I would like to know how to change the
power plan in Windows 7 to high performance using a batch file. I am making a program that boosts pc performance.
As an alternative to the other answers on this page you could use the aliases, which is a bit more readable. here is a description of the powercfg command. When run with the aliases option, it will show all active aliases. The aliases for the default plans are:
scheme_max, power saver scheme_min, high performance scheme_balanced, balanced
So then you would use it as such:
powercfg -setactive scheme_min
The currently selected power plan can be set using the
powercfg command, which can be included in any .bat/.cmd/.ps1 file where you might need to do so. For example:
powercfg -s 8c5e7fda-e8bf-4a96-9a85-a6e23a8c635c
8c5e7fda-e8bf-4a96-9a85-a6e23a8c635c corresponds to the
High Performance scheme.
To find the correct GUID for the power plan you want to select, you can use the
-list option, e.g.:
C:\WINDOWS\system32>powercfg -list Existing Power Schemes (* Active) ----------------------------------- Power Scheme GUID: 110782a4-72aa-47dd-bec2-293ec84ce5b7 (Keep Screen On) Power Scheme GUID: 381b4222-f694-41f0-9685-ff5bb260df2e (Balanced) * Power Scheme GUID: 3aaca180-95bf-47c2-b285-8ecb240364e8 (Never Sleep)
This will show you all custom plans. A built-in plan is shown only if it's the plan currently selected. For built-in plans, you can look at the plan aliases. The
powercfg command defines aliases for the GUIDs that can be specified as an argument in place of a GUID. E.g.:
C:\WINDOWS\system32>powercfg -s scheme_min
You can find out what these aliases are with the
-alias option, e.g.:
C:\WINDOWS\system32>powercfg -aliases a1841308-3541-4fab-bc81-f71556f20b4a SCHEME_MAX 8c5e7fda-e8bf-4a96-9a85-a6e23a8c635c SCHEME_MIN 381b4222-f694-41f0-9685-ff5bb260df2e SCHEME_BALANCED e73a048d-bf27-4f12-9731-8b2076e8891f SUB_BATTERY 637ea02f-bbcb-4015-8e2c-a1c7b9c0b546 BATACTIONCRIT d8742dcb-3e6a-4b3c-b3fe-374623cdcf06 BATACTIONLOW 5dbb7c9f-38e9-40d2-9749-4f8a0e9f640f BATFLAGSCRIT . . . 3c0bc021-c8a8-4e07-a973-6b14cbcb2b7e VIDEOIDLE
SCHEME_... aliases correspond to the power plans (the other aliases correspond to other values that might be passed as arguments to other
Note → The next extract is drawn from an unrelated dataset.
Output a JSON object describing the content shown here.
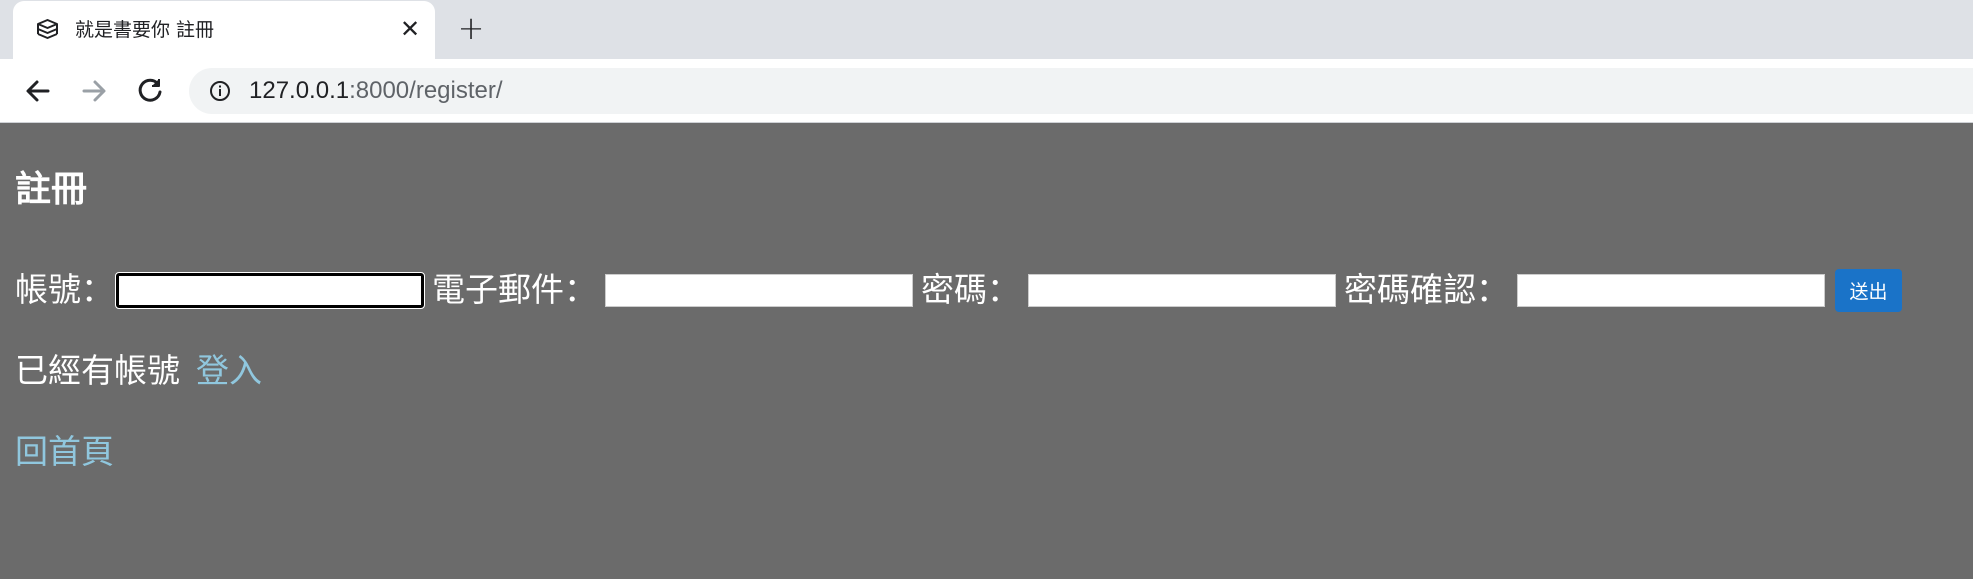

powercfg command invocations).
NOTE: as noted earlier, the GUID values available via alias are not necessarily the same shown in the
-list option. The
-list GUIDs shown will be only any user-defined schemes, plus the currently-active scheme if that scheme is one of the Windows default/built-in schemes. Inactive built-in schemes are not shown (presumably to simplify the output).
On the other hand,
-aliases shows all defined aliases for the
powercfg command, which are only defined for the built-in schemes. There won't be any aliases for user-defined schemes.
For now, this shouldn't be a problem as all of the built-in plans have aliases and so will show up when using the
-aliases option. But if Microsoft ever adds a built-in plan for which they don't define an alias, you can learn the GUID simply by selecting that plan and then using the
Finally note that the alias names relate to the aggressiveness of power saving, not the computer performance. I.e. the
SCHEME_MIN alias is the one that corresponds to the
High Performance scheme, while
SCHEME_MAX corresponds to
(I realize this answer may seem to reiterate information from some of the other answers. And it does. But none of the answers are comprehensive, and it is more useful to have a single answer that provides all of the information one might need. I tried to improve the accepted answer by editing it, but the Superuser community did not appreciate that and rejected the edit. So I am posting my own answer to provide that single comprehensive answer that the question deserves.)